Copy each line of the records that contains the word "label".

::::::::::

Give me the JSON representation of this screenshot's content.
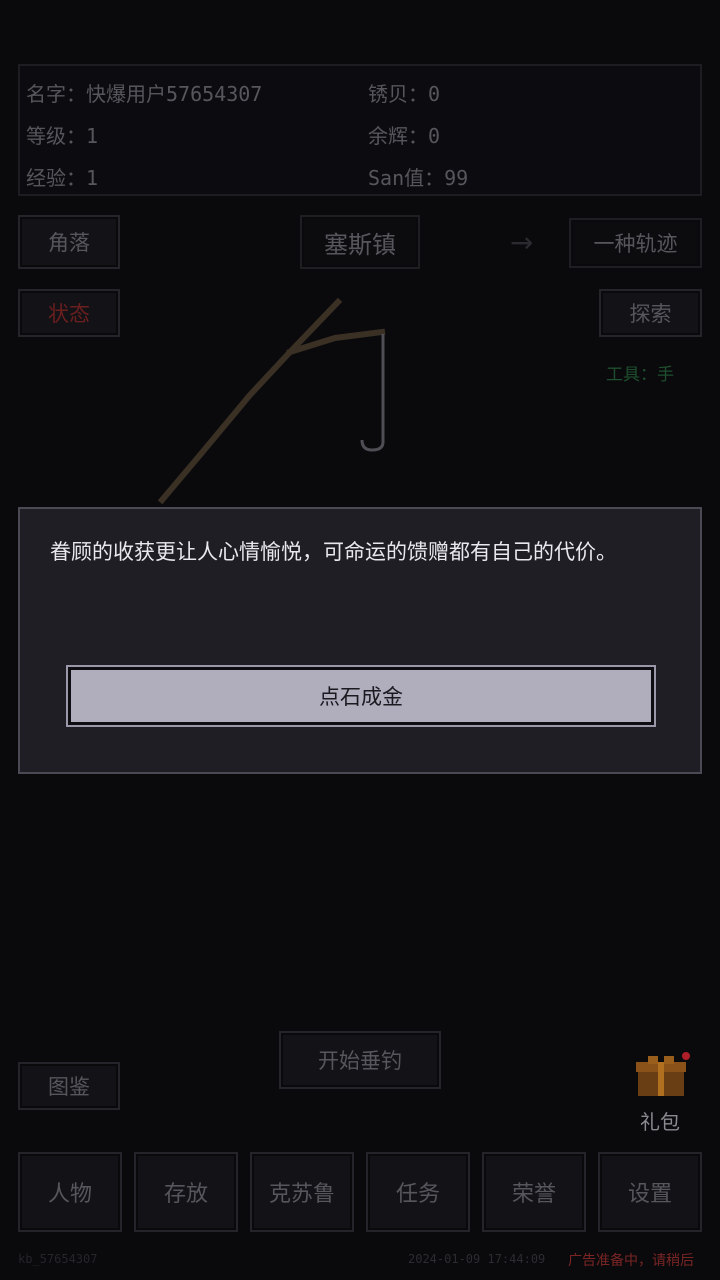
{
  "stats": {
    "name": "名字：快爆用户57654307",
    "rust_shell": "锈贝：0",
    "level": "等级：1",
    "afterglow": "余辉：0",
    "exp": "经验：1",
    "san": "San值：99"
  },
  "nav": {
    "corner": "角落",
    "town": "塞斯镇",
    "arrow": "→",
    "trail": "一种轨迹",
    "status": "状态",
    "explore": "探索",
    "tool": "工具：手"
  },
  "dialog": {
    "text": "眷顾的收获更让人心情愉悦，可命运的馈赠都有自己的代价。",
    "button": "点石成金"
  },
  "actions": {
    "start_fishing": "开始垂钓",
    "encyclopedia": "图鉴",
    "gift": "礼包"
  },
  "bottom_nav": [
    {
      "label": "人物"
    },
    {
      "label": "存放"
    },
    {
      "label": "克苏鲁"
    },
    {
      "label": "任务"
    },
    {
      "label": "荣誉"
    },
    {
      "label": "设置"
    }
  ],
  "footer": {
    "user_id": "kb_57654307",
    "timestamp": "2024-01-09 17:44:09",
    "ad_status": "广告准备中，请稍后"
  },
  "colors": {
    "background": "#0a0a0d",
    "dialog_bg": "#1f1e25",
    "status_red": "#6a1e1e",
    "tool_green": "#1f4f2e",
    "ad_red": "#7a2424"
  }
}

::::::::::

» **THE ANSWER**:
      "label": "人物"
      "label": "存放"
      "label": "克苏鲁"
      "label": "任务"
      "label": "荣誉"
      "label": "设置"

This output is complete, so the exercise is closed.